Exercise details: An exact copy of every entry is required, minus the pictures.

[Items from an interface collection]
--------

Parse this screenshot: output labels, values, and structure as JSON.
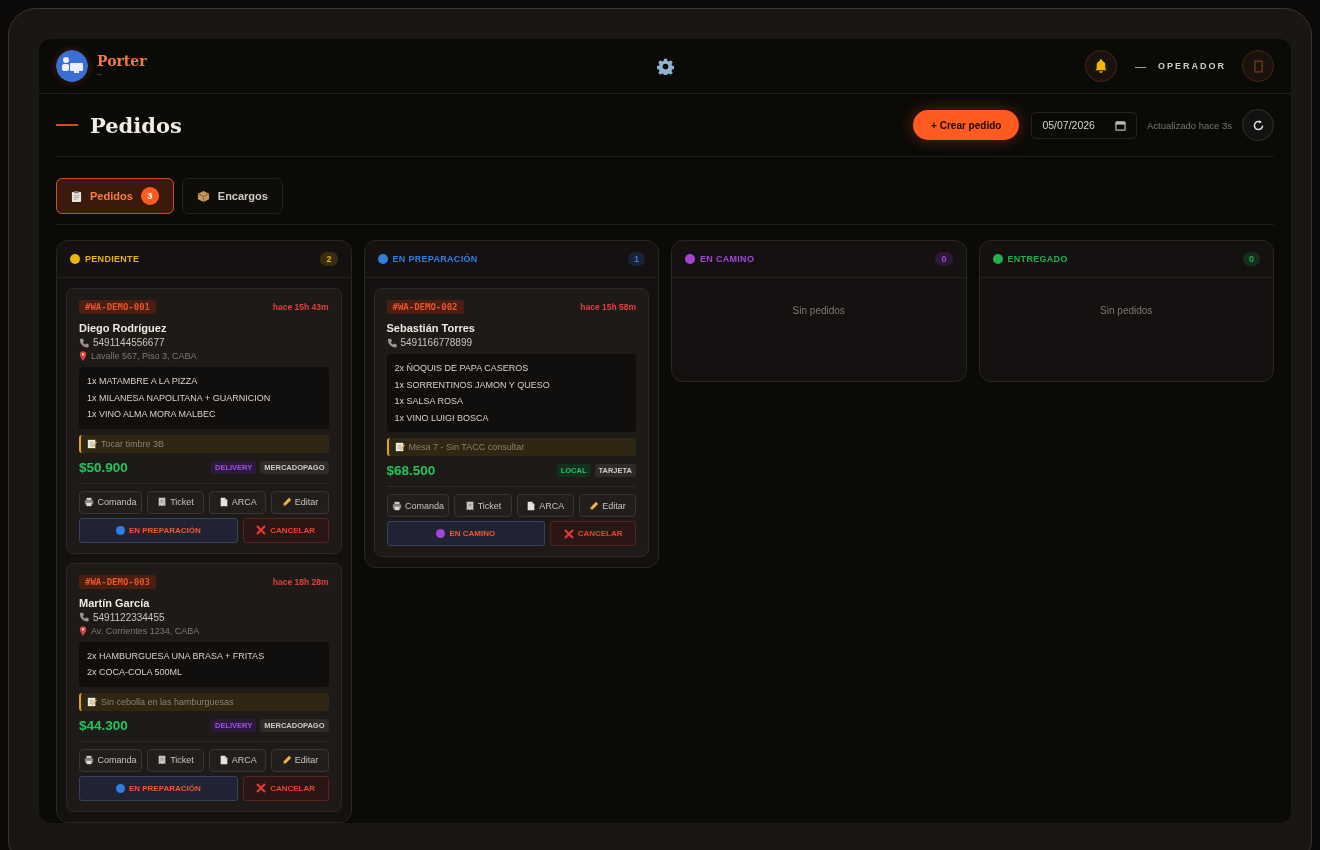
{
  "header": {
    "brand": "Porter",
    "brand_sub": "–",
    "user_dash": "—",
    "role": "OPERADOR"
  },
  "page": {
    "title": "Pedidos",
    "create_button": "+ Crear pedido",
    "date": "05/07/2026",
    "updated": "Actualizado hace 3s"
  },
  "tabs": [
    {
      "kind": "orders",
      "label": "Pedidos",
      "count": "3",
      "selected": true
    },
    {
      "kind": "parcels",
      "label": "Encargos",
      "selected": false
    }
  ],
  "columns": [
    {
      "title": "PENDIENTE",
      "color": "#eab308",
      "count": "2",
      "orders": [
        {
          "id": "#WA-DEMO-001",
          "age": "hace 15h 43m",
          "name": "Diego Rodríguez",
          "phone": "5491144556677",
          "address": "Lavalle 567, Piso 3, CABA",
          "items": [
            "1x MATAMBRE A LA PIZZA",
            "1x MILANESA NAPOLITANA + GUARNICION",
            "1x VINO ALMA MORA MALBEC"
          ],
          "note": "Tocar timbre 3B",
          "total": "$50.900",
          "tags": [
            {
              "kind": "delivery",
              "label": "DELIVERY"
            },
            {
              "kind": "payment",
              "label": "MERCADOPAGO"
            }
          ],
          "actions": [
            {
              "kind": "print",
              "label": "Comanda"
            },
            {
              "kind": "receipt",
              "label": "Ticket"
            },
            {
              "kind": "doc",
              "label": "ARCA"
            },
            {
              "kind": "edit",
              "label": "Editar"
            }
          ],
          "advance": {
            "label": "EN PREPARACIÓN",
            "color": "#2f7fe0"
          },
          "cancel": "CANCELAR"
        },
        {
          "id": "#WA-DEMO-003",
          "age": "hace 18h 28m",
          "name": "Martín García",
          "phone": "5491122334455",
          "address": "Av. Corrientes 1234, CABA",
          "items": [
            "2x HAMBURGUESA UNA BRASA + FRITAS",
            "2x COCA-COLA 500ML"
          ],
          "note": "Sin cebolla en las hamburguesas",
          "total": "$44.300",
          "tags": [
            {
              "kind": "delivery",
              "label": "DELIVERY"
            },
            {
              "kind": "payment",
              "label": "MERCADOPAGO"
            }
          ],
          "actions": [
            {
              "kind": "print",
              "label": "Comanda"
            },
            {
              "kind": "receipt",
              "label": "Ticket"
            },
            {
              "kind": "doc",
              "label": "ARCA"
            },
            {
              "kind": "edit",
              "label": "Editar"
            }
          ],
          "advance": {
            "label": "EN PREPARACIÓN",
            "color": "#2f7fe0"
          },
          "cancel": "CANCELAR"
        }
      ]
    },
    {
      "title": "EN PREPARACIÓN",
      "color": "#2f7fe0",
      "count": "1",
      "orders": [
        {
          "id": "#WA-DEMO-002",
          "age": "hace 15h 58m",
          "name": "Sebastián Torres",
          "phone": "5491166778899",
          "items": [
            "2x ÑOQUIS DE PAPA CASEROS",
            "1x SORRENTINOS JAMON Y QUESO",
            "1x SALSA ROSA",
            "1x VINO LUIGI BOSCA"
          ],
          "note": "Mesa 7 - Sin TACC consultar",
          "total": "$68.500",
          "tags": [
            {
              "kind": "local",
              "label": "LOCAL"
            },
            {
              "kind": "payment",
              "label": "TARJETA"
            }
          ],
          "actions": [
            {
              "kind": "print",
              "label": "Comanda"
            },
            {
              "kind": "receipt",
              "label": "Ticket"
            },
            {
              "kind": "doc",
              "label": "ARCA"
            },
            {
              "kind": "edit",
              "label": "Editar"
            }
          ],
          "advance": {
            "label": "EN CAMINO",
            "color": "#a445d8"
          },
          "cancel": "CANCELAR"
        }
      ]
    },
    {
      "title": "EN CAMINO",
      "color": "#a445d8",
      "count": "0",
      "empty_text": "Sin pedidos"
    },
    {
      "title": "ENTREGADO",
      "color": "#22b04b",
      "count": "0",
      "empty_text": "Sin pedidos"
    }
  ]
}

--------

Exercise output:
Parse this screenshot: output labels, values, and structure as JSON.
{
  "header": {
    "brand": "Porter",
    "brand_sub": "–",
    "user_dash": "—",
    "role": "OPERADOR"
  },
  "page": {
    "title": "Pedidos",
    "create_button": "+ Crear pedido",
    "date": "05/07/2026",
    "updated": "Actualizado hace 3s"
  },
  "tabs": [
    {
      "kind": "orders",
      "label": "Pedidos",
      "count": "3",
      "selected": true
    },
    {
      "kind": "parcels",
      "label": "Encargos",
      "selected": false
    }
  ],
  "columns": [
    {
      "title": "PENDIENTE",
      "color": "#eab308",
      "count": "2",
      "orders": [
        {
          "id": "#WA-DEMO-001",
          "age": "hace 15h 43m",
          "name": "Diego Rodríguez",
          "phone": "5491144556677",
          "address": "Lavalle 567, Piso 3, CABA",
          "items": [
            "1x MATAMBRE A LA PIZZA",
            "1x MILANESA NAPOLITANA + GUARNICION",
            "1x VINO ALMA MORA MALBEC"
          ],
          "note": "Tocar timbre 3B",
          "total": "$50.900",
          "tags": [
            {
              "kind": "delivery",
              "label": "DELIVERY"
            },
            {
              "kind": "payment",
              "label": "MERCADOPAGO"
            }
          ],
          "actions": [
            {
              "kind": "print",
              "label": "Comanda"
            },
            {
              "kind": "receipt",
              "label": "Ticket"
            },
            {
              "kind": "doc",
              "label": "ARCA"
            },
            {
              "kind": "edit",
              "label": "Editar"
            }
          ],
          "advance": {
            "label": "EN PREPARACIÓN",
            "color": "#2f7fe0"
          },
          "cancel": "CANCELAR"
        },
        {
          "id": "#WA-DEMO-003",
          "age": "hace 18h 28m",
          "name": "Martín García",
          "phone": "5491122334455",
          "address": "Av. Corrientes 1234, CABA",
          "items": [
            "2x HAMBURGUESA UNA BRASA + FRITAS",
            "2x COCA-COLA 500ML"
          ],
          "note": "Sin cebolla en las hamburguesas",
          "total": "$44.300",
          "tags": [
            {
              "kind": "delivery",
              "label": "DELIVERY"
            },
            {
              "kind": "payment",
              "label": "MERCADOPAGO"
            }
          ],
          "actions": [
            {
              "kind": "print",
              "label": "Comanda"
            },
            {
              "kind": "receipt",
              "label": "Ticket"
            },
            {
              "kind": "doc",
              "label": "ARCA"
            },
            {
              "kind": "edit",
              "label": "Editar"
            }
          ],
          "advance": {
            "label": "EN PREPARACIÓN",
            "color": "#2f7fe0"
          },
          "cancel": "CANCELAR"
        }
      ]
    },
    {
      "title": "EN PREPARACIÓN",
      "color": "#2f7fe0",
      "count": "1",
      "orders": [
        {
          "id": "#WA-DEMO-002",
          "age": "hace 15h 58m",
          "name": "Sebastián Torres",
          "phone": "5491166778899",
          "items": [
            "2x ÑOQUIS DE PAPA CASEROS",
            "1x SORRENTINOS JAMON Y QUESO",
            "1x SALSA ROSA",
            "1x VINO LUIGI BOSCA"
          ],
          "note": "Mesa 7 - Sin TACC consultar",
          "total": "$68.500",
          "tags": [
            {
              "kind": "local",
              "label": "LOCAL"
            },
            {
              "kind": "payment",
              "label": "TARJETA"
            }
          ],
          "actions": [
            {
              "kind": "print",
              "label": "Comanda"
            },
            {
              "kind": "receipt",
              "label": "Ticket"
            },
            {
              "kind": "doc",
              "label": "ARCA"
            },
            {
              "kind": "edit",
              "label": "Editar"
            }
          ],
          "advance": {
            "label": "EN CAMINO",
            "color": "#a445d8"
          },
          "cancel": "CANCELAR"
        }
      ]
    },
    {
      "title": "EN CAMINO",
      "color": "#a445d8",
      "count": "0",
      "empty_text": "Sin pedidos"
    },
    {
      "title": "ENTREGADO",
      "color": "#22b04b",
      "count": "0",
      "empty_text": "Sin pedidos"
    }
  ]
}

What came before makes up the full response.